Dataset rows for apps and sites
[Start of Attachment]

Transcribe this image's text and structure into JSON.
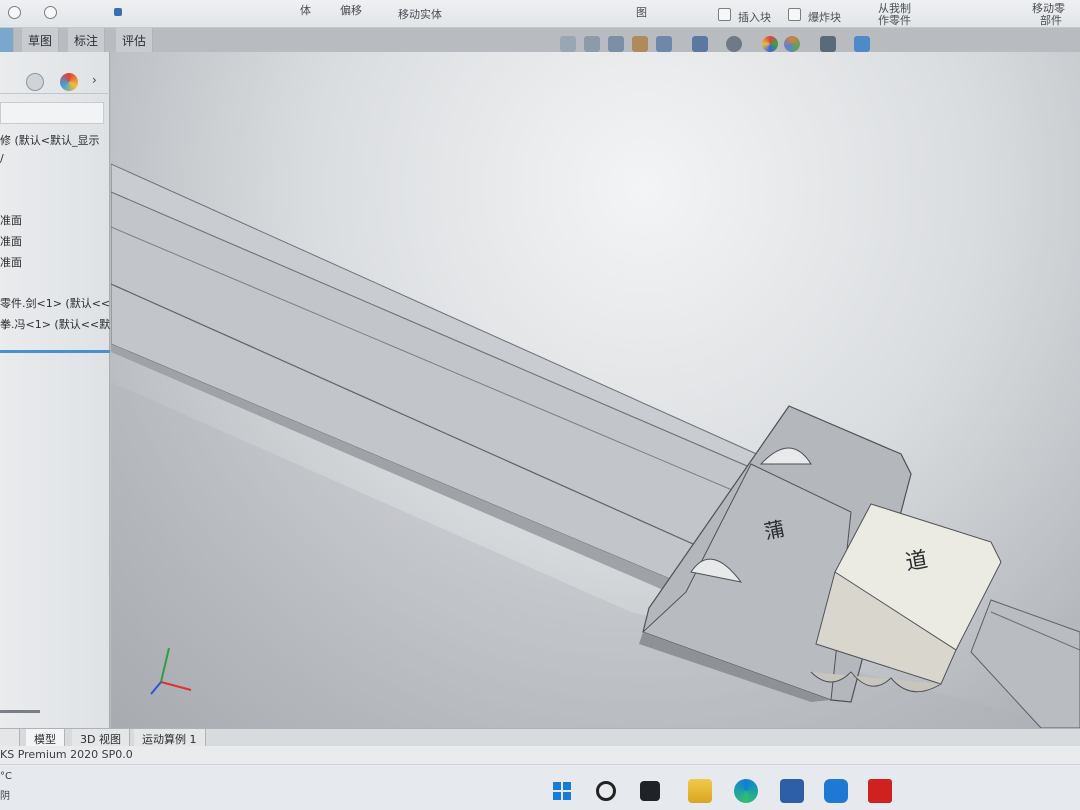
{
  "ribbon": {
    "item_body": "体",
    "item_offset": "偏移",
    "item_move_body": "移动实体",
    "item_drawing": "图",
    "item_insert_block": "插入块",
    "item_explode_block": "爆炸块",
    "item_from_drawing": "从我制",
    "item_make_part": "作零件",
    "item_move_zero": "移动零",
    "item_part": "部件"
  },
  "tabs": {
    "sketch": "草图",
    "annotate": "标注",
    "evaluate": "评估"
  },
  "tree": {
    "root": "修 (默认<默认_显示",
    "plane1": "准面",
    "plane2": "准面",
    "plane3": "准面",
    "part1": "零件.剑<1> (默认<<",
    "part2": "拳.冯<1> (默认<<默"
  },
  "viewport": {
    "engraving_guard": "蒲",
    "engraving_handle": "道",
    "colors": {
      "blade_top": "#c9ccd0",
      "blade_face": "#bfc2c6",
      "guard": "#b3b6ba",
      "handle_block": "#e9e6db",
      "triad_x": "#e03030",
      "triad_y": "#2aa040",
      "triad_z": "#3050e0"
    }
  },
  "bottom_tabs": {
    "model": "模型",
    "view3d": "3D 视图",
    "motion": "运动算例 1"
  },
  "status": {
    "version": "KS Premium 2020 SP0.0"
  },
  "taskbar": {
    "temp": "°C",
    "weather": "阴",
    "icons": [
      "windows-icon",
      "search-icon",
      "taskview-icon",
      "file-explorer-icon",
      "edge-icon",
      "store-icon",
      "app-icon",
      "solidworks-icon"
    ]
  }
}
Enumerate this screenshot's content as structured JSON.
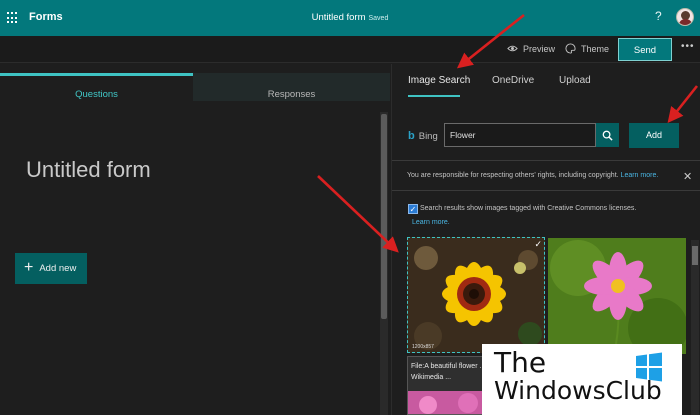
{
  "topbar": {
    "app_name": "Forms",
    "doc_title": "Untitled form",
    "saved_status": "Saved",
    "help": "?"
  },
  "toolbar": {
    "preview_label": "Preview",
    "theme_label": "Theme",
    "send_label": "Send",
    "more": "•••"
  },
  "left": {
    "tabs": [
      {
        "label": "Questions",
        "active": true
      },
      {
        "label": "Responses",
        "active": false
      }
    ],
    "form_title": "Untitled form",
    "add_new_label": "Add new"
  },
  "right": {
    "tabs": [
      {
        "label": "Image Search",
        "active": true
      },
      {
        "label": "OneDrive",
        "active": false
      },
      {
        "label": "Upload",
        "active": false
      }
    ],
    "bing_label": "Bing",
    "search_value": "Flower",
    "add_label": "Add",
    "notice_text": "You are responsible for respecting others' rights, including copyright.",
    "notice_link": "Learn more.",
    "cc_text": "Search results show images tagged with Creative Commons licenses.",
    "cc_checked": true,
    "cc_link": "Learn more.",
    "results": [
      {
        "dimensions": "1200x857",
        "selected": true
      },
      {
        "dimensions": "",
        "selected": false
      },
      {
        "caption": "File:A beautiful flower ... - Wikimedia ..."
      }
    ]
  },
  "watermark": {
    "line1": "The",
    "line2": "WindowsClub"
  },
  "colors": {
    "brand": "#03787c",
    "accent": "#3fc3c3",
    "button": "#045f60",
    "annotation_arrow": "#d92020",
    "link": "#4ab6e3"
  },
  "icons": [
    "waffle-icon",
    "help-icon",
    "avatar",
    "preview-eye-icon",
    "theme-palette-icon",
    "more-icon",
    "plus-icon",
    "bing-logo-icon",
    "search-icon",
    "close-icon",
    "checkmark-icon"
  ]
}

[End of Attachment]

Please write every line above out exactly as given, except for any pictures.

▶ [Solution for this exercise]:
Transcribe this image's text and structure into JSON.
{
  "ribbon": {
    "item_body": "体",
    "item_offset": "偏移",
    "item_move_body": "移动实体",
    "item_drawing": "图",
    "item_insert_block": "插入块",
    "item_explode_block": "爆炸块",
    "item_from_drawing": "从我制",
    "item_make_part": "作零件",
    "item_move_zero": "移动零",
    "item_part": "部件"
  },
  "tabs": {
    "sketch": "草图",
    "annotate": "标注",
    "evaluate": "评估"
  },
  "tree": {
    "root": "修 (默认<默认_显示",
    "plane1": "准面",
    "plane2": "准面",
    "plane3": "准面",
    "part1": "零件.剑<1> (默认<<",
    "part2": "拳.冯<1> (默认<<默"
  },
  "viewport": {
    "engraving_guard": "蒲",
    "engraving_handle": "道",
    "colors": {
      "blade_top": "#c9ccd0",
      "blade_face": "#bfc2c6",
      "guard": "#b3b6ba",
      "handle_block": "#e9e6db",
      "triad_x": "#e03030",
      "triad_y": "#2aa040",
      "triad_z": "#3050e0"
    }
  },
  "bottom_tabs": {
    "model": "模型",
    "view3d": "3D 视图",
    "motion": "运动算例 1"
  },
  "status": {
    "version": "KS Premium 2020 SP0.0"
  },
  "taskbar": {
    "temp": "°C",
    "weather": "阴",
    "icons": [
      "windows-icon",
      "search-icon",
      "taskview-icon",
      "file-explorer-icon",
      "edge-icon",
      "store-icon",
      "app-icon",
      "solidworks-icon"
    ]
  }
}
Enumerate this screenshot's content as structured JSON.
{
  "topbar": {
    "app_name": "Forms",
    "doc_title": "Untitled form",
    "saved_status": "Saved",
    "help": "?"
  },
  "toolbar": {
    "preview_label": "Preview",
    "theme_label": "Theme",
    "send_label": "Send",
    "more": "•••"
  },
  "left": {
    "tabs": [
      {
        "label": "Questions",
        "active": true
      },
      {
        "label": "Responses",
        "active": false
      }
    ],
    "form_title": "Untitled form",
    "add_new_label": "Add new"
  },
  "right": {
    "tabs": [
      {
        "label": "Image Search",
        "active": true
      },
      {
        "label": "OneDrive",
        "active": false
      },
      {
        "label": "Upload",
        "active": false
      }
    ],
    "bing_label": "Bing",
    "search_value": "Flower",
    "add_label": "Add",
    "notice_text": "You are responsible for respecting others' rights, including copyright.",
    "notice_link": "Learn more.",
    "cc_text": "Search results show images tagged with Creative Commons licenses.",
    "cc_checked": true,
    "cc_link": "Learn more.",
    "results": [
      {
        "dimensions": "1200x857",
        "selected": true
      },
      {
        "dimensions": "",
        "selected": false
      },
      {
        "caption": "File:A beautiful flower ... - Wikimedia ..."
      }
    ]
  },
  "watermark": {
    "line1": "The",
    "line2": "WindowsClub"
  },
  "colors": {
    "brand": "#03787c",
    "accent": "#3fc3c3",
    "button": "#045f60",
    "annotation_arrow": "#d92020",
    "link": "#4ab6e3"
  },
  "icons": [
    "waffle-icon",
    "help-icon",
    "avatar",
    "preview-eye-icon",
    "theme-palette-icon",
    "more-icon",
    "plus-icon",
    "bing-logo-icon",
    "search-icon",
    "close-icon",
    "checkmark-icon"
  ]
}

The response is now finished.